Creation of 8.3 filenames is normally enabled in Windows, but sometimes users disable the option in an attempt to improve performance.

To successfully install The Panorama Factory, you must enable 8.3 filenames before installing the software.  You may disable the option again after installing the software.  As long as the option is enabled during installation, the software will run properly and will uninstall properly even if you disable 8.3 filenames afterwards.

Microsoft indicates that creation of 8.3 filenames may hurt performance for directories containing a large number of long filenames.  See NTFS Performance with Numerous Long Filenames (Q130694) in the Microsoft Knowledge Base at support.microsoft.com for an explanation of this issue.

However, our own testing suggests that this performance issue may not apply to Windows XP.  Note that the previously referenced Knowledge Base article mentions only Windows NT 3.x.
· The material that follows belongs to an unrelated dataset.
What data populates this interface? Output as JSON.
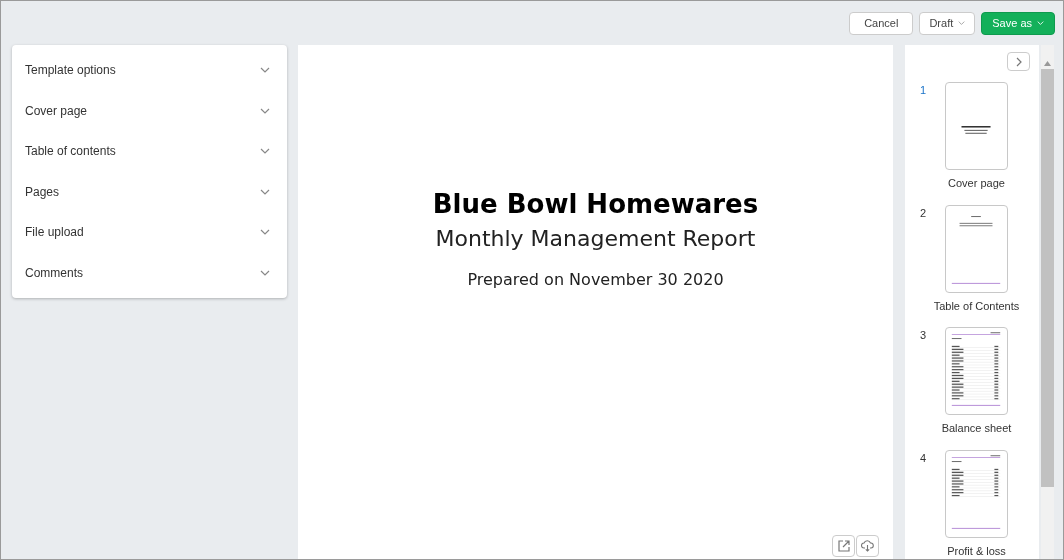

We have tested directories containing as many as 10000 long filenames and are unable to detect any difference in performance when 8.3 filenames are enabled compared to when they are disabled.

For additional information, read these Microsoft Knowledge Base articles:

Workaround

NOTE: This workaround is applicable only if the Program Files folder has an 8.3 filename.  It will not correct systems that do not have an 8.3 filename for the Program Files folder.  To determine whether your system's Program Files folder has an 8.3 filename:

  1. Click the Windows Start menu (lower left corner of your desktop).
  2. Select All Programs, then Accessories, then Command Prompt.
  3. In the Command Prompt window, type "dir /x c:\Program*Files".  Note that you must type this command exactly as shown.  If you replace the "*" with a space, for example, it will not display the proper directory listing.
  4. Examine the line printed for the Program Files folder to determine whether this folder has a short filename.  If it does, you will see something like:

    11/03/2005  11:05 AM  <DIR>  PROGRA~1  Program Files

    If the folder does not have an 8.3 filename, you will see:

    11/03/2005  11:05 AM  <DIR>            Program Files

Please contact support@panoramafactory.com for assistance if:

  • Your system's Program Files folder does not have an 8.3 filename.
  • You have any concerns about this procedure.
  • You are unable to carry out the procedure.

To work around this problem, you should follow these steps.

  1. Enable 8.3 filenames:
    1. Click the Windows Start menu (lower left corner of your desktop).
    2. Select Run, type regedt32, and then click OK to run the Registry Editor.
    3. Double-click the HKEY_LOCAL_MACHINE folder, then the SYSTEM, CurrentControlSet and Control folders.
    4. Single-click the FileSystem folder.
    5. Double-click the NtfsDisable8dot3NameCreation value on the right hand side of the window
    6. Type the number 0 in the Edit DWORD Value box, and then click OK.
    7. Quit the Registry Editor, and then restart the computer.

      WARNING: If you use Registry Editor incorrectly, you may cause serious problems that may require you to reinstall your operating system.  We cannot guarantee that you can solve problems that result from using Registry Editor incorrectly. Use Registry Editor at your own risk.
       

  2. Remove the application files for The Panorama Factory that were created by the failed install:
    1. Using the right hand mouse button, click the Windows Start menu (lower left corner of your desktop).
    2. Select Explore from the popup menu.
    3. Double-click the C: folder, then Program Files.
    4. Single-click the Smoky City Design folder.
    5. Press the Delete (or Del) key on your keyboard to delete the folder.
       
  3. Reinstall The Panorama Factory.
     
  4. After installing The Panorama Factory, you may disable 8.3 filenames if you wish.  However, we recommend that you leave 8.3 filename creation enabled to avoid similar problems in the future.

Status

Corrected in V4.1.  The installer for V4.1 warns if 8.3 filenames are disabled on your system and offers to enable 8.3 filenames.


Revised: December 01, 2005

 1999-2005 Smoky City Design, LLC and John Strait